The first university women
The design for the education of women covered only the elementary level. Contrary to established norms, some women made a place for themselves in university classrooms, through specials requests and by undergoing challenging exams.
In 1874 the government authorized admittance of the first woman to the university. She was Trinidad Enríquez, from Cusco, who obtained a bachelor’s degree in jurisprudence although not the
title of lawyer to practice, since women lacked that right. Later, other women achieved admittance to the university, including Margarita Práxedes Muñoz y Seguín, who graduated with a bachelor’s degree in science.
In 1898, Laura Esther Rodríguez obtained a bachelor’s degree, presenting the thesis Estudios Geológicos en la provincial de Chancay (Geological Studies in the Province of Chancay). In 1900 she graduated as a medical surgeon, becoming the first female doctor in the country.
At the beginning of the twentieth century, Miguelina Acosta (1877 - 1933) became the first trial attorney. She wrote her undergraduate and doctoral thesis about topics related to the legal situation of women.

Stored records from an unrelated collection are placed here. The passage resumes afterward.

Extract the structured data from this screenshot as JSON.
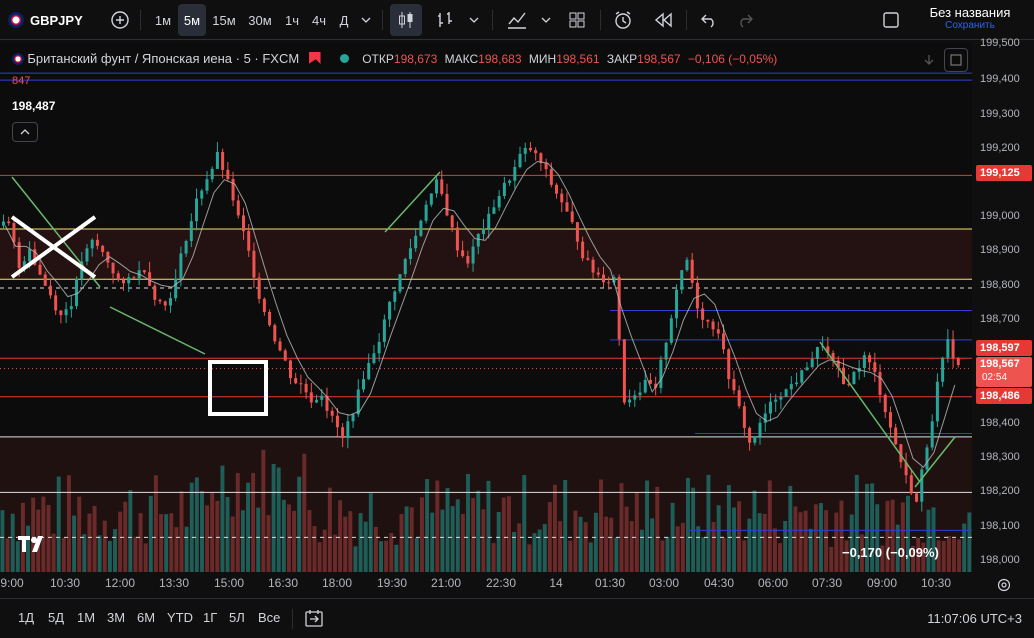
{
  "toolbar": {
    "symbol": "GBPJPY",
    "intervals": [
      "1м",
      "5м",
      "15м",
      "30м",
      "1ч",
      "4ч",
      "Д"
    ],
    "active_interval": "5м",
    "layout_name": "Без названия",
    "save_label": "Сохранить"
  },
  "legend": {
    "title": "Британский фунт / Японская иена · 5 · FXCM",
    "open_label": "ОТКР",
    "open": "198,673",
    "high_label": "МАКС",
    "high": "198,683",
    "low_label": "МИН",
    "low": "198,561",
    "close_label": "ЗАКР",
    "close": "198,567",
    "change": "−0,106 (−0,05%)",
    "indicator_value": "847",
    "crosshair_price": "198,487"
  },
  "y_axis": {
    "ticks": [
      "199,500",
      "199,400",
      "199,300",
      "199,200",
      "199,000",
      "198,900",
      "198,800",
      "198,700",
      "198,400",
      "198,300",
      "198,200",
      "198,100",
      "198,000"
    ],
    "tag_upper": "199,125",
    "tag_alert": "198,597",
    "tag_price": "198,567",
    "tag_timer": "02:54",
    "tag_lower": "198,486"
  },
  "x_axis": {
    "ticks": [
      "9:00",
      "10:30",
      "12:00",
      "13:30",
      "15:00",
      "16:30",
      "18:00",
      "19:30",
      "21:00",
      "22:30",
      "14",
      "01:30",
      "03:00",
      "04:30",
      "06:00",
      "07:30",
      "09:00",
      "10:30"
    ]
  },
  "chart_overlay": {
    "measure_label": "−0,170 (−0,09%)"
  },
  "bottom": {
    "ranges": [
      "1Д",
      "5Д",
      "1М",
      "3М",
      "6М",
      "YTD",
      "1Г",
      "5Л",
      "Все"
    ],
    "time": "11:07:06 UTC+3"
  },
  "colors": {
    "up": "#26a69a",
    "down": "#ef5350",
    "red_line": "#e53935",
    "yellow_line": "#f5e66a",
    "blue_line": "#2f3fd6",
    "white_line": "#e0e0e0",
    "green_line": "#66bb6a"
  },
  "chart_data": {
    "type": "candlestick",
    "symbol": "GBPJPY",
    "interval": "5",
    "y_range": [
      197.98,
      199.51
    ],
    "close_series": [
      198.98,
      198.86,
      198.92,
      198.84,
      198.78,
      198.72,
      198.76,
      198.88,
      198.93,
      198.9,
      198.85,
      198.8,
      198.84,
      198.86,
      198.78,
      198.75,
      198.82,
      198.95,
      199.05,
      199.12,
      199.18,
      199.1,
      199.0,
      198.9,
      198.78,
      198.7,
      198.62,
      198.55,
      198.52,
      198.48,
      198.5,
      198.42,
      198.36,
      198.45,
      198.55,
      198.62,
      198.7,
      198.8,
      198.88,
      198.95,
      199.05,
      199.1,
      199.02,
      198.92,
      198.88,
      198.95,
      199.0,
      199.07,
      199.12,
      199.18,
      199.2,
      199.16,
      199.1,
      199.05,
      198.98,
      198.9,
      198.85,
      198.83,
      198.83,
      198.48,
      198.5,
      198.52,
      198.5,
      198.65,
      198.8,
      198.88,
      198.75,
      198.7,
      198.68,
      198.55,
      198.45,
      198.35,
      198.4,
      198.46,
      198.5,
      198.52,
      198.55,
      198.6,
      198.64,
      198.58,
      198.52,
      198.55,
      198.6,
      198.55,
      198.45,
      198.35,
      198.25,
      198.18,
      198.35,
      198.52,
      198.64,
      198.57
    ],
    "horizontal_levels": {
      "red": [
        199.125,
        198.597,
        198.486
      ],
      "yellow": [
        198.97,
        198.825
      ],
      "blue": [
        199.42,
        199.4,
        198.735,
        198.65,
        198.38,
        198.1
      ],
      "white": [
        198.37,
        198.21
      ]
    },
    "volume": "shown"
  }
}
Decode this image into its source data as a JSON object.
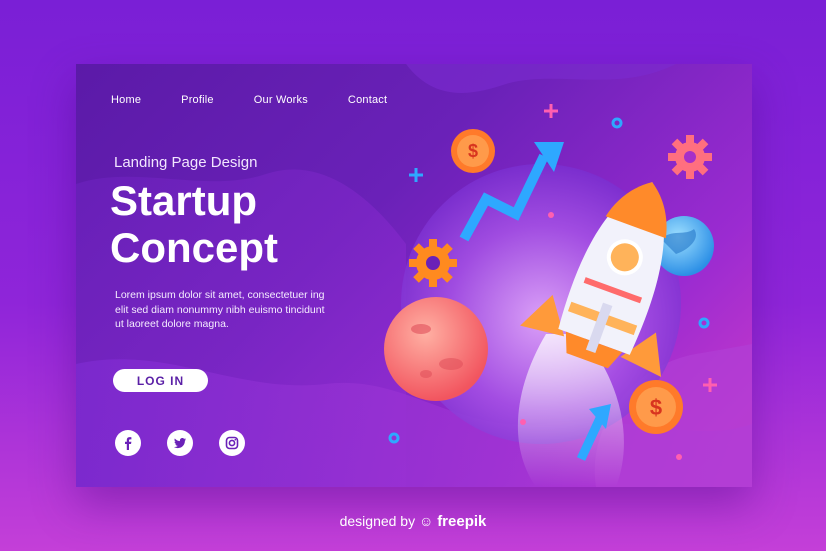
{
  "nav": {
    "items": [
      "Home",
      "Profile",
      "Our Works",
      "Contact"
    ]
  },
  "hero": {
    "subtitle": "Landing Page Design",
    "title_line1": "Startup",
    "title_line2": "Concept",
    "description": "Lorem ipsum dolor sit amet, consectetuer ing elit sed diam nonummy nibh euismo tincidunt ut laoreet dolore magna.",
    "login_label": "LOG IN"
  },
  "social": {
    "icons": [
      "facebook-icon",
      "twitter-icon",
      "instagram-icon"
    ]
  },
  "coins": {
    "symbol": "$"
  },
  "footer": {
    "prefix": "designed by",
    "brand": "freepik"
  },
  "colors": {
    "bg_top": "#7a1fd6",
    "card_dark": "#5b1aa8",
    "card_pink": "#d23cc8",
    "coin": "#ff7a2a",
    "arrow": "#2ea8ff",
    "gear": "#ff8a1f",
    "planet_red": "#ff6b6b",
    "planet_blue": "#4fb7ff"
  }
}
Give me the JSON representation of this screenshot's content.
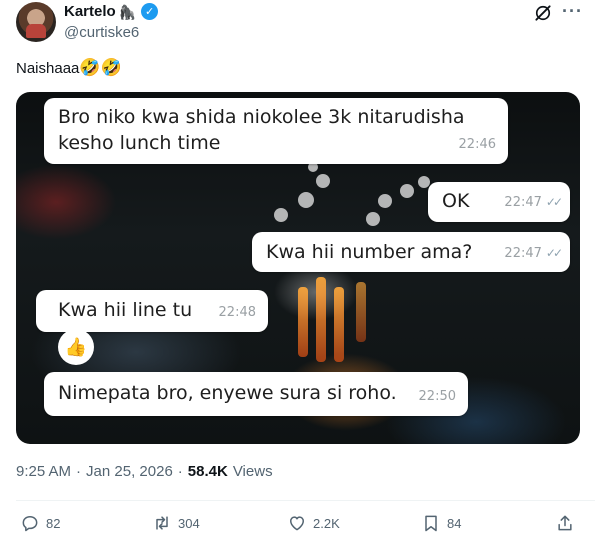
{
  "author": {
    "display_name": "Kartelo",
    "name_emoji": "🦍",
    "verified_mark": "✓",
    "handle": "@curtiske6"
  },
  "header_icons": [
    "grok-icon",
    "more-icon"
  ],
  "more_glyph": "···",
  "tweet": {
    "text": "Naishaaa",
    "emoji": "🤣🤣"
  },
  "media": {
    "messages": [
      {
        "side": "in",
        "text_line1": "Bro niko kwa shida niokolee 3k nitarudisha",
        "text_line2": "kesho lunch time",
        "time": "22:46"
      },
      {
        "side": "out",
        "text": "OK",
        "time": "22:47",
        "ticks": "✓✓"
      },
      {
        "side": "out",
        "text": "Kwa hii number ama?",
        "time": "22:47",
        "ticks": "✓✓"
      },
      {
        "side": "in",
        "text": "Kwa hii line tu",
        "time": "22:48"
      },
      {
        "side": "in",
        "text": "Nimepata bro, enyewe sura si roho.",
        "time": "22:50"
      }
    ],
    "reaction_emoji": "👍"
  },
  "meta": {
    "time": "9:25 AM",
    "separator": "·",
    "date": "Jan 25, 2026",
    "views_count": "58.4K",
    "views_label": "Views"
  },
  "actions": {
    "replies": "82",
    "reposts": "304",
    "likes": "2.2K",
    "bookmarks": "84"
  },
  "colors": {
    "accent": "#1d9bf0",
    "muted_text": "#536471",
    "text": "#0f1419"
  }
}
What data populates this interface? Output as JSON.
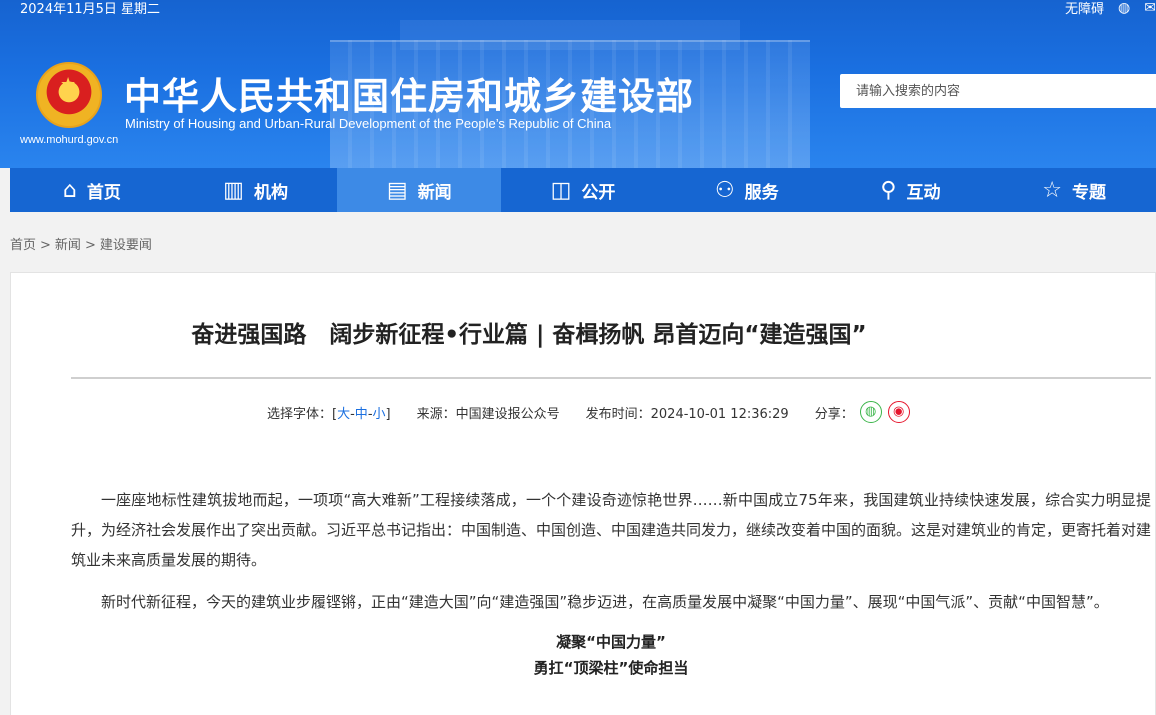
{
  "topbar": {
    "date": "2024年11月5日 星期二",
    "accessibility": "无障碍"
  },
  "header": {
    "title_cn": "中华人民共和国住房和城乡建设部",
    "title_en": "Ministry of Housing and Urban-Rural Development of the People’s Republic of China",
    "url": "www.mohurd.gov.cn",
    "search_placeholder": "请输入搜索的内容"
  },
  "nav": {
    "items": [
      {
        "label": "首页",
        "icon": "home-icon"
      },
      {
        "label": "机构",
        "icon": "building-icon"
      },
      {
        "label": "新闻",
        "icon": "news-icon"
      },
      {
        "label": "公开",
        "icon": "open-icon"
      },
      {
        "label": "服务",
        "icon": "service-icon"
      },
      {
        "label": "互动",
        "icon": "interact-icon"
      },
      {
        "label": "专题",
        "icon": "topic-icon"
      }
    ],
    "active": "新闻"
  },
  "breadcrumb": [
    "首页",
    "新闻",
    "建设要闻"
  ],
  "article": {
    "title": "奋进强国路　阔步新征程•行业篇 | 奋楫扬帆 昂首迈向“建造强国”",
    "font_select_label": "选择字体：[",
    "font_large": "大",
    "font_medium": "中",
    "font_small": "小",
    "font_close": "]",
    "source": "来源：中国建设报公众号",
    "publish_time": "发布时间：2024-10-01 12:36:29",
    "share_label": "分享：",
    "paragraphs": [
      "一座座地标性建筑拔地而起，一项项“高大难新”工程接续落成，一个个建设奇迹惊艳世界……新中国成立75年来，我国建筑业持续快速发展，综合实力明显提升，为经济社会发展作出了突出贡献。习近平总书记指出：中国制造、中国创造、中国建造共同发力，继续改变着中国的面貌。这是对建筑业的肯定，更寄托着对建筑业未来高质量发展的期待。",
      "新时代新征程，今天的建筑业步履铿锵，正由“建造大国”向“建造强国”稳步迈进，在高质量发展中凝聚“中国力量”、展现“中国气派”、贡献“中国智慧”。"
    ],
    "subhead1": "凝聚“中国力量”",
    "subhead2": "勇扛“顶梁柱”使命担当"
  },
  "colors": {
    "header_blue": "#1a6fe0",
    "nav_blue": "#1666d2",
    "nav_active": "#3d8ae6",
    "link_blue": "#1a6fe0"
  }
}
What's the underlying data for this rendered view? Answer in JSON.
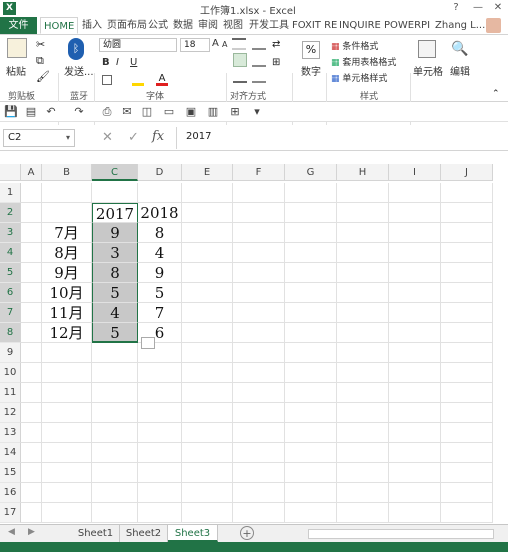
{
  "window": {
    "title": "工作簿1.xlsx - Excel",
    "help_label": "?",
    "minimize_label": "—",
    "close_label": "✕",
    "app_icon": "X"
  },
  "ribbon_tabs": [
    "文件",
    "HOME",
    "插入",
    "页面布局",
    "公式",
    "数据",
    "审阅",
    "视图",
    "开发工具",
    "FOXIT RE",
    "INQUIRE",
    "POWERPI"
  ],
  "user_name": "Zhang L...",
  "ribbon": {
    "clipboard": {
      "paste_label": "粘贴",
      "group_label": "剪贴板"
    },
    "bluetooth": {
      "send_label": "发送...",
      "group_label": "蓝牙"
    },
    "font": {
      "font_name": "幼圆",
      "font_size": "18",
      "bold": "B",
      "italic": "I",
      "underline": "U",
      "group_label": "字体",
      "grow": "A",
      "shrink": "A"
    },
    "alignment": {
      "group_label": "对齐方式"
    },
    "number": {
      "label": "数字"
    },
    "styles": {
      "conditional": "条件格式",
      "table": "套用表格格式",
      "cell_styles": "单元格样式",
      "group_label": "样式"
    },
    "cells": {
      "label": "单元格"
    },
    "editing": {
      "label": "编辑"
    }
  },
  "formula_bar": {
    "name_box": "C2",
    "cancel": "✕",
    "enter": "✓",
    "fx": "fx",
    "value": "2017"
  },
  "columns": [
    "A",
    "B",
    "C",
    "D",
    "E",
    "F",
    "G",
    "H",
    "I",
    "J"
  ],
  "rows": [
    "1",
    "2",
    "3",
    "4",
    "5",
    "6",
    "7",
    "8",
    "9",
    "10",
    "11",
    "12",
    "13",
    "14",
    "15",
    "16",
    "17"
  ],
  "cells": {
    "C2": "2017",
    "D2": "2018",
    "B3": "7月",
    "C3": "9",
    "D3": "8",
    "B4": "8月",
    "C4": "3",
    "D4": "4",
    "B5": "9月",
    "C5": "8",
    "D5": "9",
    "B6": "10月",
    "C6": "5",
    "D6": "5",
    "B7": "11月",
    "C7": "4",
    "D7": "7",
    "B8": "12月",
    "C8": "5",
    "D8": "6"
  },
  "sheets": [
    "Sheet1",
    "Sheet2",
    "Sheet3"
  ],
  "add_sheet": "+",
  "accent": "#217346"
}
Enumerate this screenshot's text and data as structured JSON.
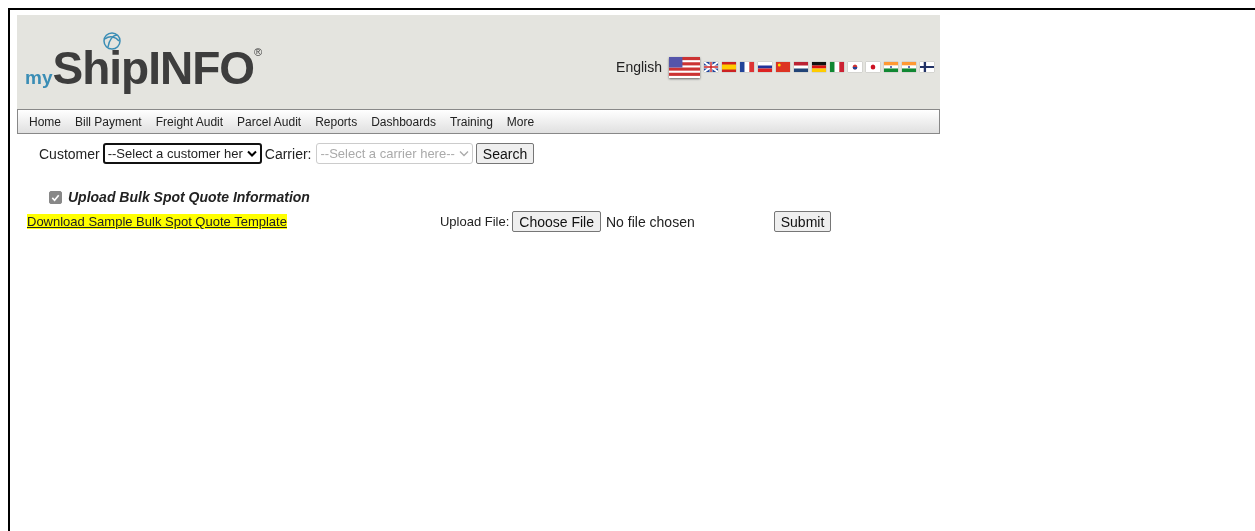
{
  "logo": {
    "prefix": "my",
    "name": "ShipINFO",
    "mark": "®"
  },
  "language": {
    "label": "English",
    "flags": [
      {
        "kind": "us",
        "selected": true
      },
      {
        "kind": "uk",
        "selected": false
      },
      {
        "kind": "es",
        "selected": false
      },
      {
        "kind": "fr",
        "selected": false
      },
      {
        "kind": "ru",
        "selected": false
      },
      {
        "kind": "cn",
        "selected": false
      },
      {
        "kind": "nl",
        "selected": false
      },
      {
        "kind": "de",
        "selected": false
      },
      {
        "kind": "it",
        "selected": false
      },
      {
        "kind": "kr",
        "selected": false
      },
      {
        "kind": "jp",
        "selected": false
      },
      {
        "kind": "te",
        "selected": false
      },
      {
        "kind": "in",
        "selected": false
      },
      {
        "kind": "fi",
        "selected": false
      }
    ]
  },
  "nav": [
    "Home",
    "Bill Payment",
    "Freight Audit",
    "Parcel Audit",
    "Reports",
    "Dashboards",
    "Training",
    "More"
  ],
  "filters": {
    "customer_label": "Customer",
    "customer_value": "--Select a customer her",
    "carrier_label": "Carrier:",
    "carrier_value": "--Select a carrier here--",
    "carrier_disabled": true,
    "search_button": "Search"
  },
  "upload": {
    "checkbox_label": "Upload Bulk Spot Quote Information",
    "checked": true,
    "template_link": "Download Sample Bulk Spot Quote Template",
    "file_label": "Upload File:",
    "choose_button": "Choose File",
    "file_status": "No file chosen",
    "submit_button": "Submit"
  }
}
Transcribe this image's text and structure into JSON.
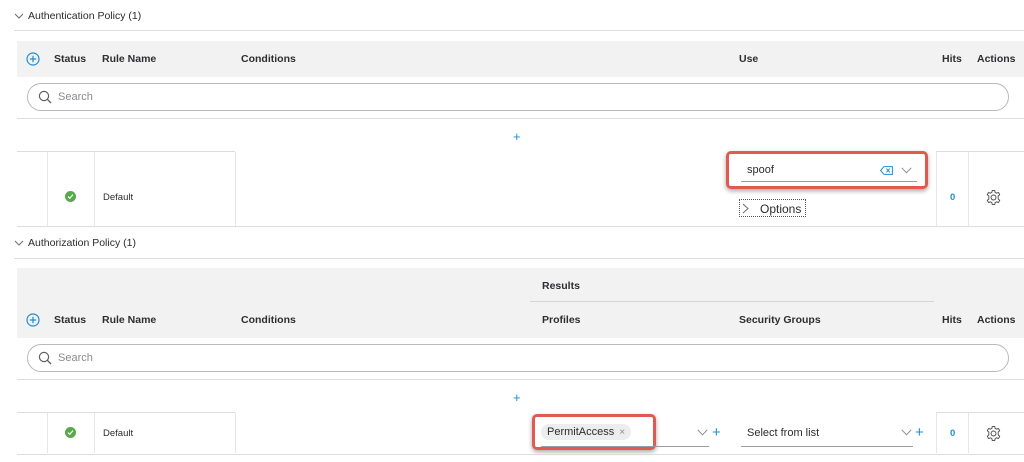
{
  "auth": {
    "title": "Authentication Policy (1)",
    "headers": {
      "status": "Status",
      "rule_name": "Rule Name",
      "conditions": "Conditions",
      "use": "Use",
      "hits": "Hits",
      "actions": "Actions"
    },
    "search_placeholder": "Search",
    "row": {
      "rule_name": "Default",
      "use_value": "spoof",
      "options_label": "Options",
      "hits": "0"
    }
  },
  "authz": {
    "title": "Authorization Policy (1)",
    "headers": {
      "results": "Results",
      "status": "Status",
      "rule_name": "Rule Name",
      "conditions": "Conditions",
      "profiles": "Profiles",
      "security_groups": "Security Groups",
      "hits": "Hits",
      "actions": "Actions"
    },
    "search_placeholder": "Search",
    "row": {
      "rule_name": "Default",
      "profile_tag": "PermitAccess",
      "security_group_placeholder": "Select from list",
      "hits": "0"
    }
  },
  "colors": {
    "accent": "#1d8fd1",
    "status_ok": "#58a94b",
    "highlight": "#e05a4f",
    "header_bg": "#f2f2f3"
  },
  "icons": {
    "add": "plus-circle-icon",
    "search": "search-icon",
    "status": "check-circle-icon",
    "actions": "gear-icon",
    "clear": "backspace-icon",
    "dropdown": "chevron-down-icon"
  }
}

Miguelina Acosta, Dora Mayer, María Jesús Alvarado, Zoila Aurora Cáceres, Magda Portal, Ángela Ramos, among other writers, politicians, and artists promoted the defense of political, labor and civil rights of women. The National Library of Peru keeps various documents that attest to the participation of women in the history of the country and their contribution to society.